• Reducing delays arising from environmental legislation such as the Habitats Directive and environmental impact assessments.

One of the key areas the report looks at is the planning reform and the need to speed up the process for land-side development. For airports and seaports, the power to grant planning permission normally resides with a local planning authority. However, a number of special provisions have been introduced into the planning legislation to reduce delays. Port Zones UK says the UK government and devolved administrations should encourage greater use of these mechanisms, such as local development orders, by introducing a statutory obligation or robust guidance in future frameworks to encourage greater use.

The report also examines the different forms that the Enterprise, Development and Free Trade Areas could take as demonstrated by members of the new association.

These include the following case studies:
• The Port of Tyne proposes a virtual free zone to bolster UK advanced manufacturing. This multiple site designation would utilise supply chain technology to create a unified customs area across the North East region’s deep-sea port and the advanced manufacturing cluster including the Nissan car plant at Washington, the R&D development areas at neighbouring enterprise zones, the International Advanced Manufacturing Park and, possibly, other seaports / airports such as Newcastle Airport
• Regional and City Airports is promoting airport-based free trade development across their UK operations which includes Bournemouth Airport. The airport could offer free port development opportunities to boost regional connectivity and economic development.
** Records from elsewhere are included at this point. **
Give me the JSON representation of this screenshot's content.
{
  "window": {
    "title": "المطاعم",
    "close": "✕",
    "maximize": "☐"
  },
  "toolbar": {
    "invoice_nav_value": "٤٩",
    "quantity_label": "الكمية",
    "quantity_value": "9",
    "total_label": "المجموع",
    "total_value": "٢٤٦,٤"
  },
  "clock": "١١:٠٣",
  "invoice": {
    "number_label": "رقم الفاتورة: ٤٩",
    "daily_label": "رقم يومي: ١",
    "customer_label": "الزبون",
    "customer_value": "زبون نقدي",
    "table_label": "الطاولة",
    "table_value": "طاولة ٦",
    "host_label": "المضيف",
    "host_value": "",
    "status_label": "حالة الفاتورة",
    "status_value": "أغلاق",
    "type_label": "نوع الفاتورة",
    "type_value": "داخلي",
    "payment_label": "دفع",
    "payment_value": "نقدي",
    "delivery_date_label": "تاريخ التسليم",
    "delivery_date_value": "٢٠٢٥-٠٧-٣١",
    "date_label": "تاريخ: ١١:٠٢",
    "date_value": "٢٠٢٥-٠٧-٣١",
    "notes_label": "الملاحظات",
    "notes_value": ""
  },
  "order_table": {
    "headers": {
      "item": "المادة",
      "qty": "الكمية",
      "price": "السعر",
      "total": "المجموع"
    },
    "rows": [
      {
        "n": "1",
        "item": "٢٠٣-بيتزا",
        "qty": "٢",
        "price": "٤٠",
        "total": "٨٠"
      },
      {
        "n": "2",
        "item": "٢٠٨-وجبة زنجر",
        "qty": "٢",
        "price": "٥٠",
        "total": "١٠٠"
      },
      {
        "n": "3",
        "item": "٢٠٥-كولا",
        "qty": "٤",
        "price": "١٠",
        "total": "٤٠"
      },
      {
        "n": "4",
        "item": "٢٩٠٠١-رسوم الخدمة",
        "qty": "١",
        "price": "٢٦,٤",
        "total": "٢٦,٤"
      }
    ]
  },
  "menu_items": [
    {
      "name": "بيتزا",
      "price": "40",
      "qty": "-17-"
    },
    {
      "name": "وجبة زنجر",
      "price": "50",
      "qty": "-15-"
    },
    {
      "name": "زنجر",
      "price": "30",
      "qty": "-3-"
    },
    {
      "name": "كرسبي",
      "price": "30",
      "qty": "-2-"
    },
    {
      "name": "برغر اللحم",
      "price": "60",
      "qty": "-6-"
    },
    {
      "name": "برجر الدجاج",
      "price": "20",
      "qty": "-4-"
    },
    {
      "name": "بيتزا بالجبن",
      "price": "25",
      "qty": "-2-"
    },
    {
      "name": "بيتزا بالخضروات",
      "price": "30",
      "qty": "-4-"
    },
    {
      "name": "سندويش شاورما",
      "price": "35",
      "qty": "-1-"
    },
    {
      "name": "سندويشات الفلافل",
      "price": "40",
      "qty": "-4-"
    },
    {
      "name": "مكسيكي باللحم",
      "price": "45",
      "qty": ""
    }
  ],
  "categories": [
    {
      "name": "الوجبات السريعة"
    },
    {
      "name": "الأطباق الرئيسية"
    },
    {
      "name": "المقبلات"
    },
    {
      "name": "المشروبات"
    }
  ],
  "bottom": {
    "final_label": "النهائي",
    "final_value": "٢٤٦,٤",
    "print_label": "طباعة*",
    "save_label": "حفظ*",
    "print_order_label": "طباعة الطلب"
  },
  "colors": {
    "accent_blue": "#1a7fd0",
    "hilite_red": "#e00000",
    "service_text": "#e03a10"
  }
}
With significant international flows, and a runway capable of taking the largest aircraft, Bournemouth Airport, and the adjacent 200-acre Airport Business Park, offer a prime location for a free trade area
• The Port of Milford Haven is seeking to create an energy and fishing focused free trade zone. The Haven Waterway is home to an array of oil and gas terminals, electricity transmission, fuel pipelines to key UK locations, exceptional deep water and strong tidal ranges. Making it the home of a fledgling marine renewable energy cluster and Wales’ main fishing port. A free trade area designation, aligned with the Haven Waterway Enterprise Zone, would seek to support UK oil and gas refining and processing capacity as it competes for global FDI, reshore fish processing capability and support tidal and wave energy development.

Port Zones UK is a new coalition of British airport and seaport operators, whose aim is to promote regional growth centred on key UK transport hubs, through the designation of enhanced ‘Enterprise, Development and Free Trade Zones’.  Founding members of the new organisation include the British Ports Association (BPA), Regional and City Airports (RCA), the Port of Milford Haven, the Port of Tyne and the Institute for Exports.

Click here to read the report.